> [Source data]
--------

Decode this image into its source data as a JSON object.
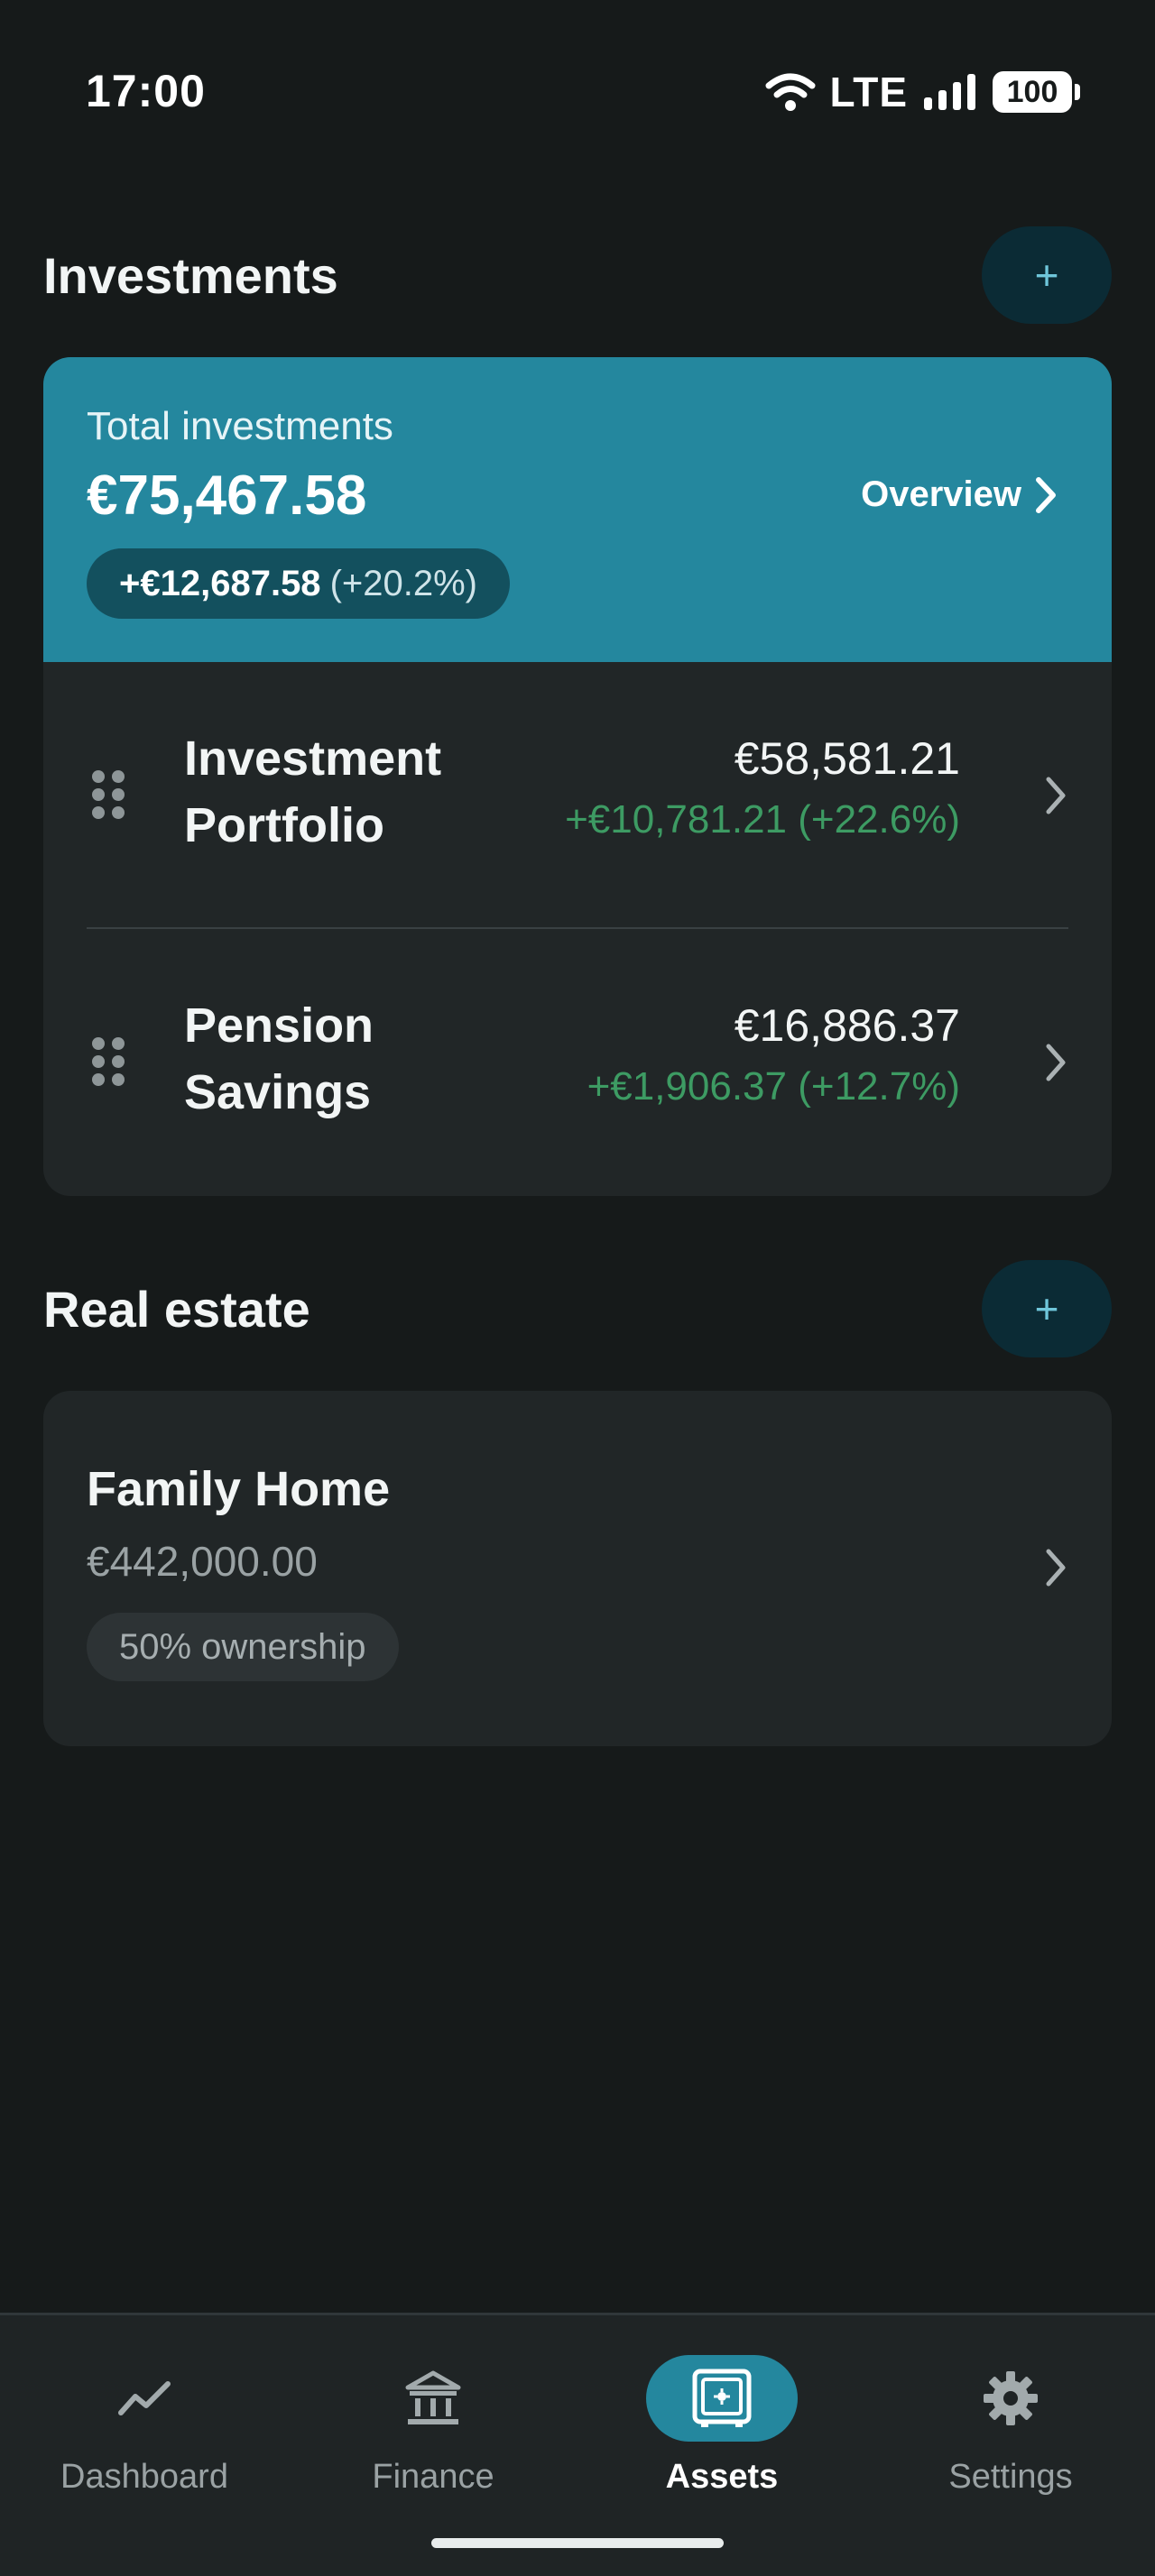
{
  "status": {
    "time": "17:00",
    "network": "LTE",
    "battery": "100"
  },
  "investments": {
    "title": "Investments",
    "add_label": "+",
    "total_label": "Total investments",
    "total_value": "€75,467.58",
    "overview_label": "Overview",
    "gain_amount": "+€12,687.58",
    "gain_percent": "(+20.2%)",
    "items": [
      {
        "name": "Investment Portfolio",
        "value": "€58,581.21",
        "change": "+€10,781.21 (+22.6%)"
      },
      {
        "name": "Pension Savings",
        "value": "€16,886.37",
        "change": "+€1,906.37 (+12.7%)"
      }
    ]
  },
  "real_estate": {
    "title": "Real estate",
    "add_label": "+",
    "items": [
      {
        "name": "Family Home",
        "value": "€442,000.00",
        "ownership": "50% ownership"
      }
    ]
  },
  "nav": {
    "active": "Assets",
    "items": [
      {
        "label": "Dashboard",
        "icon": "trend-line-icon"
      },
      {
        "label": "Finance",
        "icon": "bank-icon"
      },
      {
        "label": "Assets",
        "icon": "safe-icon"
      },
      {
        "label": "Settings",
        "icon": "gear-icon"
      }
    ]
  },
  "colors": {
    "background": "#161a1a",
    "card": "#212627",
    "accent": "#24879e",
    "positive": "#3d9b63"
  }
}
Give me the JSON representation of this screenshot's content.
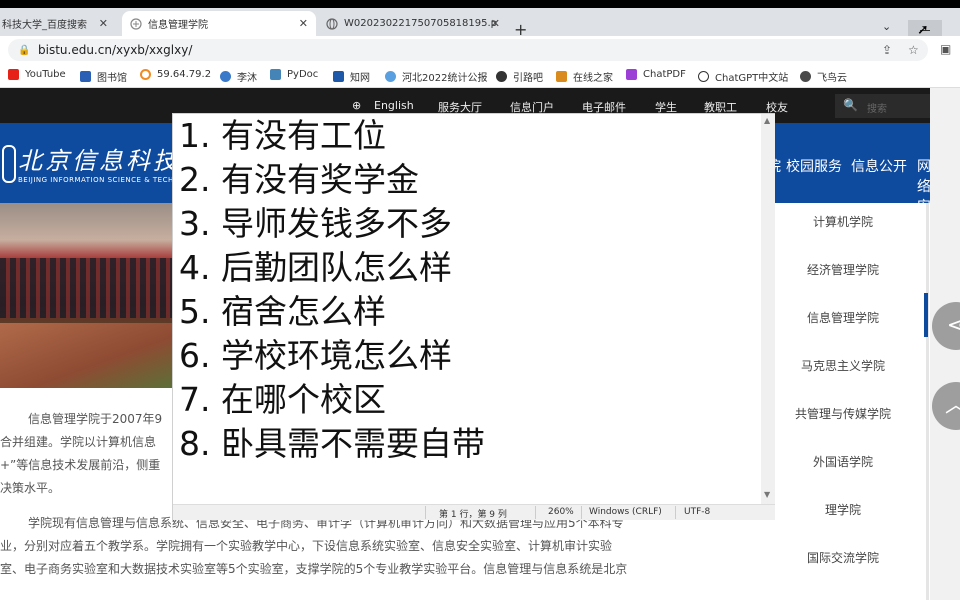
{
  "browser": {
    "tabs": [
      {
        "title": "科技大学_百度搜索",
        "active": false
      },
      {
        "title": "信息管理学院",
        "active": true
      },
      {
        "title": "W020230221750705818195.p",
        "active": false
      }
    ],
    "url": "bistu.edu.cn/xyxb/xxglxy/",
    "bookmarks": [
      "YouTube",
      "图书馆",
      "59.64.79.2",
      "李沐",
      "PyDoc",
      "知网",
      "河北2022统计公报",
      "引路吧",
      "在线之家",
      "ChatPDF",
      "ChatGPT中文站",
      "飞鸟云"
    ]
  },
  "site": {
    "top_nav": [
      "English",
      "服务大厅",
      "信息门户",
      "电子邮件",
      "学生",
      "教职工",
      "校友"
    ],
    "search_placeholder": "搜索",
    "logo_cn": "北京信息科技",
    "logo_en": "BEIJING INFORMATION SCIENCE & TECHNOLOGY",
    "banner_nav": [
      "院",
      "校园服务",
      "信息公开",
      "网络安"
    ],
    "side_menu": [
      "计算机学院",
      "经济管理学院",
      "信息管理学院",
      "马克思主义学院",
      "共管理与传媒学院",
      "外国语学院",
      "理学院",
      "国际交流学院"
    ],
    "article_lines": [
      "信息管理学院于2007年9",
      "合并组建。学院以计算机信息",
      "+”等信息技术发展前沿，侧重",
      "决策水平。",
      "学院现有信息管理与信息系统、信息安全、电子商务、审计学（计算机审计方向）和大数据管理与应用5个本科专",
      "业，分别对应着五个教学系。学院拥有一个实验教学中心，下设信息系统实验室、信息安全实验室、计算机审计实验",
      "室、电子商务实验室和大数据技术实验室等5个实验室，支撑学院的5个专业教学实验平台。信息管理与信息系统是北京"
    ]
  },
  "editor": {
    "lines": [
      "1. 有没有工位",
      "2. 有没有奖学金",
      "3. 导师发钱多不多",
      "4. 后勤团队怎么样",
      "5. 宿舍怎么样",
      "6. 学校环境怎么样",
      "7. 在哪个校区",
      "8. 卧具需不需要自带"
    ],
    "status": {
      "position": "第 1 行，第 9 列",
      "zoom": "260%",
      "line_ending": "Windows (CRLF)",
      "encoding": "UTF-8"
    }
  },
  "colors": {
    "brand_blue": "#0e4a9e"
  }
}
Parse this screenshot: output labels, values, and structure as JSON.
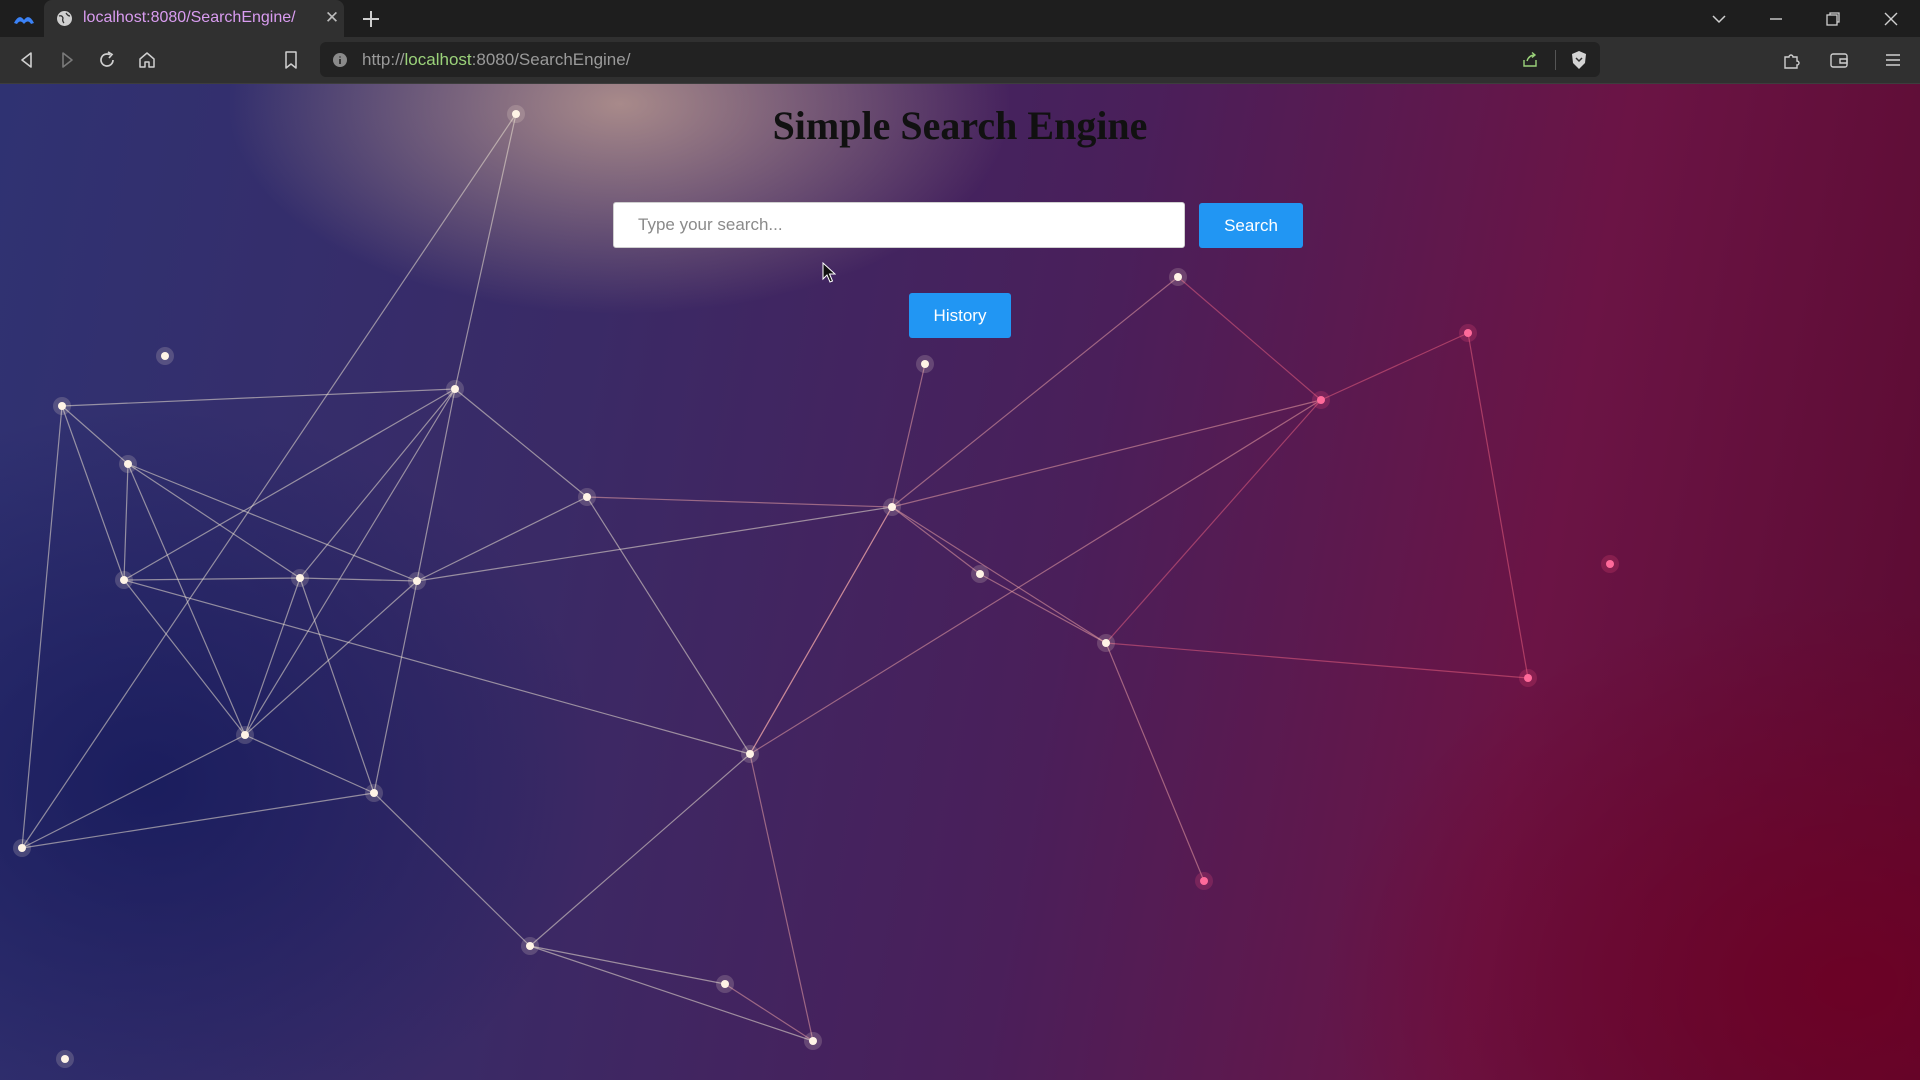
{
  "browser": {
    "tab_title": "localhost:8080/SearchEngine/",
    "url_prefix": "http://",
    "url_host": "localhost",
    "url_rest": ":8080/SearchEngine/",
    "icons": [
      "browser-logo-icon",
      "globe-icon",
      "close-icon",
      "plus-icon",
      "chevron-down-icon",
      "minimize-icon",
      "restore-icon",
      "close-window-icon",
      "back-icon",
      "forward-icon",
      "reload-icon",
      "home-icon",
      "bookmark-icon",
      "info-icon",
      "share-icon",
      "brave-shield-icon",
      "extensions-icon",
      "wallet-icon",
      "menu-icon"
    ]
  },
  "page": {
    "title": "Simple Search Engine",
    "search_placeholder": "Type your search...",
    "search_value": "",
    "search_button_label": "Search",
    "history_button_label": "History"
  },
  "colors": {
    "accent_button": "#2196f3",
    "tab_title": "#d99cf0",
    "url_host": "#9bd27a"
  }
}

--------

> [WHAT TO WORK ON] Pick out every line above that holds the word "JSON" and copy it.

> [EXPECTED ANSWER]
Decode this image into its source data as a JSON object.
Give me the JSON representation of this screenshot's content.
Parse this screenshot: output labels, values, and structure as JSON.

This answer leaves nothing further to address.